Syllabi: useful vs. useless

How to make the most out of the first week of class. Olivia Havre | Photographer

By Nick Cook | Web Editor

Every semester, the first day of classes is always predictable: go to class, find a seat, get the syllabus, leave 10 minutes early and throw the syllabus away on your way out because you will never use it again. When professors start to go over the syllabus, one thing that is almost always said is that the information on the syllabus “is just a guide and can be changed.”

The syllabus should be used as a guide, but more accurately. The schedule typically attached to the syllabus is significant for those who are organized and create plans for every class and assignment. When a class falls behind the schedule and assignments get moved or scrapped, students start to struggle and get lost in all their assignments.

Instead of relying on students to adjust their schedules and be prepared for the assignment dates to change, professors should be more prepared to keep the class on track. This will help professors who have multiple sections of the same course, as each section will be at the same point at the end of each class. Additionally, professors will be able to help students more effectively and won’t need to know each student’s section number in order to effectively help them.

Professors will know exactly where students are in class and what they are most likely to be struggling with, and it will be easier for them to grade assignments when each section is working on the same assignment. In addition, students will be more inclined to attend office hours for help.

Students can create better study groups as well. No section would be ahead of another, and each one would be taught the same information at the same time. Creating a study group of students who are learning the same content would allow students to help their peers by offering a different view of the same information.

The syllabus is a very useful piece of paper when it is used in the right way and not completely disregarded by professors as the semester progresses.
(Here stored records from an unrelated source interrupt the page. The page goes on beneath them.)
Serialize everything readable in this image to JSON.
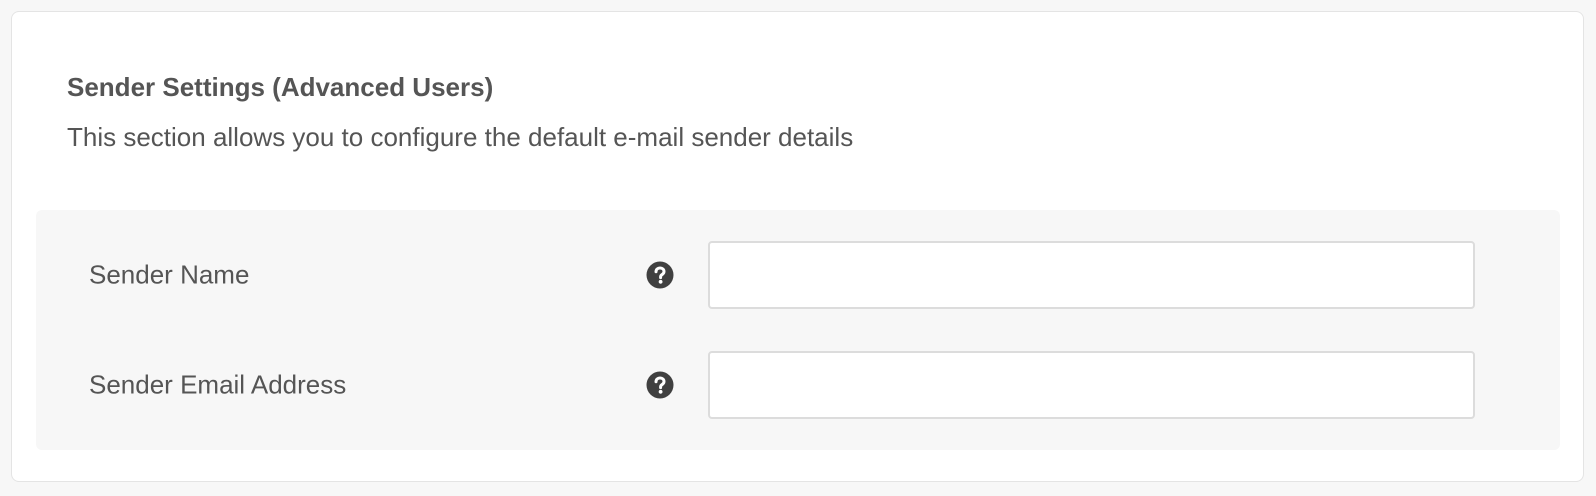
{
  "section": {
    "title": "Sender Settings (Advanced Users)",
    "description": "This section allows you to configure the default e-mail sender details"
  },
  "fields": [
    {
      "label": "Sender Name",
      "help_icon": "question-circle-icon",
      "value": "",
      "placeholder": ""
    },
    {
      "label": "Sender Email Address",
      "help_icon": "question-circle-icon",
      "value": "",
      "placeholder": ""
    }
  ],
  "colors": {
    "page_background": "#f7f7f7",
    "panel_background": "#ffffff",
    "fields_background": "#f7f7f7",
    "text": "#555555",
    "icon": "#404040",
    "input_border": "#dcdcdc"
  }
}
When followed, students can better prepare for tests, quizzes and assignments, and professors can grade faster. The semester goes better overall.